Driving behavior data: Are drivers starting to venture out?

Arity telematics and driving pattern analytics show geographic differences in COVID-19's impact on driving.

So much has changed so quickly. Roads across the U.S. have been remarkably empty for weeks as a result of the COVID-19 pandemic. We first shared that miles driven dropped by more than 50% in late March,* with people taking fewer and shorter trips even before shelter-in-place and stay-at-home orders were issued.

The latest driving pattern analytics show driving remains well below pre-COVID pandemic levels – down 38% across the country as of May 9, 2020. But the number of cars on the road is starting to climb. We expect to see driving increase this time of year as the weather improves – represented by the dashed line in the chart below – but we are seeing increases at rates above and beyond that as people restart some activities.

Total miles driven
Smoothed, indexed (100=Feb 02), aggregate

A line chart showing that the total miles driven in the U.S. sharply dropped as the COVID-19 epidemic began
A line chart showing the percentage by which total miles driven has been down since the onset of the COVID-19 pandemic

We have all been affected by the pandemic in some way, but how we have all been affected varies. Some of us are busier than ever because we are working in hospitals or delivering food. Others of us are barely leaving the house. Driving pattern analytics reveal that different parts of the country responded differently to the pandemic. Here is a view of total miles driven broken out by state.

Total miles driven by state
Week starting February 24 vs week starting May 03, aggregate

A line chart showing the decrease in the total miles driven across various states since the onset of the COVID-19 pandemic

As you can see, while many states responded to the onset of the pandemic at roughly the same time, there were differences in how much their residents reduced their driving. These differences have only widened over time so that now some states are still down over 50% while other states have nearly returned to pre-COVID normal.

What is causing these differences in driving reduction? One factor is how densely populated an area is. Population-dense cities were hit hardest early in the pandemic. In the chart below we have grouped trips by the population density of their starting point. Driving in the highest density areas is down more than driving in the lowest density areas. In fact, over a quarter of drivers in less densely populated areas are driving more last week than they were in early February.

Driving in the highest density areas is down more than driving in the lowest density areas.

Total miles driven by population density
Week starting February 24 vs week starting May 03, aggregate

A chart showing the decrease in miles driven based on population density

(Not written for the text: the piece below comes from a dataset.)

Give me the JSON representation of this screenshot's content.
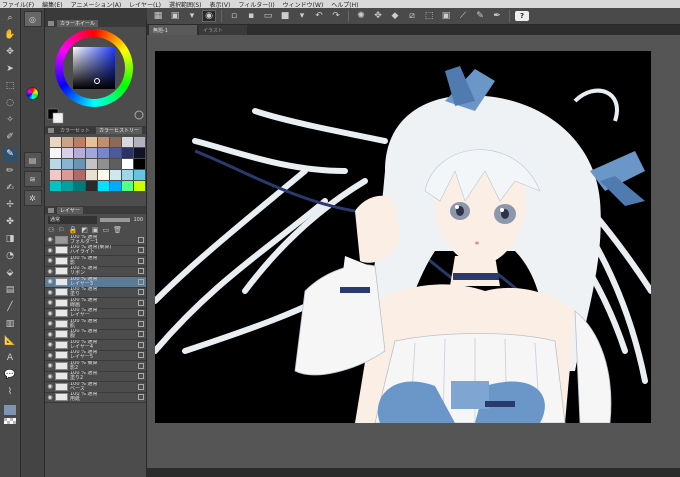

This trend remains true in counties close to each other. Transportation data from California’s Bay Area shows that driving is down nearly 62% in San Francisco, compared to a 38% decrease in nearby Solano.

Impact by California county

A line chart showing the calculated impact in key California counties in the Bay Area

Driving in Georgia has increased over the past few weeks, making it one of the ten states in which residents are driving the most. While Georgia’s residents are still driving 28% less relative to expected levels, we also see differences based on population density of local communities, Driving pattern analytics show Fulton County, which includes some of Atlanta and its suburbs, is still down 47%. Nearby Jasper county is only down 17% and is trending back towards normal driving levels.

Impact by Georgia county

A line chart showing the mileage reduction in various Georgia counties

Americans are trying to balance finding a new normal with the ongoing risk of infection. As much as we want to forecast when and where driving will return to pre-pandemic levels, it’s still too early to tell. Explore what our data is telling us about how driving levels and behaviors are shifting as the pandemic continues.

Stay safe!

*To develop these insights, Arity leveraged data from Arity’s multi-source dataset. That dataset includes anonymized and aggregated driving behavior data from insurance and non-insurance sources and is not solely reflective of any particular industry or source. The data are collected from mobile app and on-board device methods. 

Headshot of Rob Nendorf
Rob Nendorf
Rob Nendorf is the Director of Data Science at Chicago-based subsidiary, Arity. He has led data science and software development projects within the Allstate Enterprise since 2013. Rob received his Ph.D. in Mathematics from Northwestern University in 2011.